It's instructive to realize that whatever genre or style in which men worked, even industrial photography, women were doing the same.
The show is organized chronologically, beginning with a gallery of 19th and early 20th century photographs that illustrate the two traditions of documentary and pictorial photography.
The most compelling in the first category is a series of photos taken by Frances Benjamin Johnston at the all-black Hampton Institute (now Hampton University), founded to educate former slaves. At the other end of the spectrum are the self-conscious, artistic photographs by Gertrude Kasebier, known for her symbolic, soft-focus images of Victorian motherhood such as the 1899 "The Manger" and 1904's "The Heritage of Motherhood."
The show continues with a stunning array of photographs by European artists in the 1920s and 1930s, including Ilse Bing's 1931 "Self-Portrait in Mirrors," which shows her looking straight at the viewer and in profile at the same time, an illusion made possible by using her camera as a third eye.
And since the art world seems to be having a Picasso moment, with major shows in museums and galleries and the record-breaking sale of one of his paintings at auction, be sure to look at an untitled work from 1930 by Picasso's lover and muse Dora Maar, a highly regarded artist in her own right. It shows a woman from the rear with her long black coat lifted up in the wind.
You'll also want to spend time in front of two prints by French photographer Germaine Krull, whose beautifully composed images of urban landscapes show that women could do muscular photographs of architectural structures as well as any man.
Although Dorothea Lange is among the best-known U.S. photographers, male or female, the curators have rightly devoted an entire wall to almost 20 of her photographs, all the subjects girls and women.
They range from her iconic Depression-era picture "Migrant Mother, Nipomo, California" to the poignant image of Japanese-American children saying the pledge of allegiance soon after President Roosevelt ordered the relocation of 120,000 Japanese-Americans into grim camps in the West.
The mid-to-late 20th century is represented by MoMA's newly acquired colour photographs of New York street life by Helen Levitt, best known for her work in black and white, and uncomfortable but affecting images by Austrian-born Lisette Model and Diane Arbus.
Witty wallpaper just outside the entrance shows close-ups of human buttocks, reproduced from a 1960s-era film made by Yoko Ono. The images look vaguely human up close but resolve into a pillowy abstraction when seen from a distance.
And as you leave the show, "29 Palms: Mortar Impact," a large, black-and-white photograph by Vietnamese-American photographer An-My Le, depicts a few clouds of smoke rising from the barren desert floor, framed by the distant peaks of a rugged mountain range. It suggests the bleakness of war, hints at U.S. engagement in Iraq, and in its simplicity and clarity, is a work of stunning beauty.

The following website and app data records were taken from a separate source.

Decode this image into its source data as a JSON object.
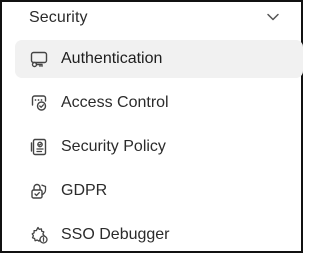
{
  "section": {
    "title": "Security",
    "toggle_icon": "chevron-down-icon"
  },
  "menu": {
    "items": [
      {
        "label": "Authentication",
        "icon": "auth-key-card-icon",
        "active": true
      },
      {
        "label": "Access Control",
        "icon": "access-control-icon",
        "active": false
      },
      {
        "label": "Security Policy",
        "icon": "policy-document-icon",
        "active": false
      },
      {
        "label": "GDPR",
        "icon": "gdpr-shield-check-icon",
        "active": false
      },
      {
        "label": "SSO Debugger",
        "icon": "sso-debugger-gear-icon",
        "active": false
      }
    ]
  },
  "colors": {
    "text": "#2b2b2b",
    "active_background": "#f1f1f1",
    "icon_stroke": "#444444"
  }
}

The sixth gallery of the exhibition will close on Aug. 30, and the other five will remain on view through next March. It will not travel.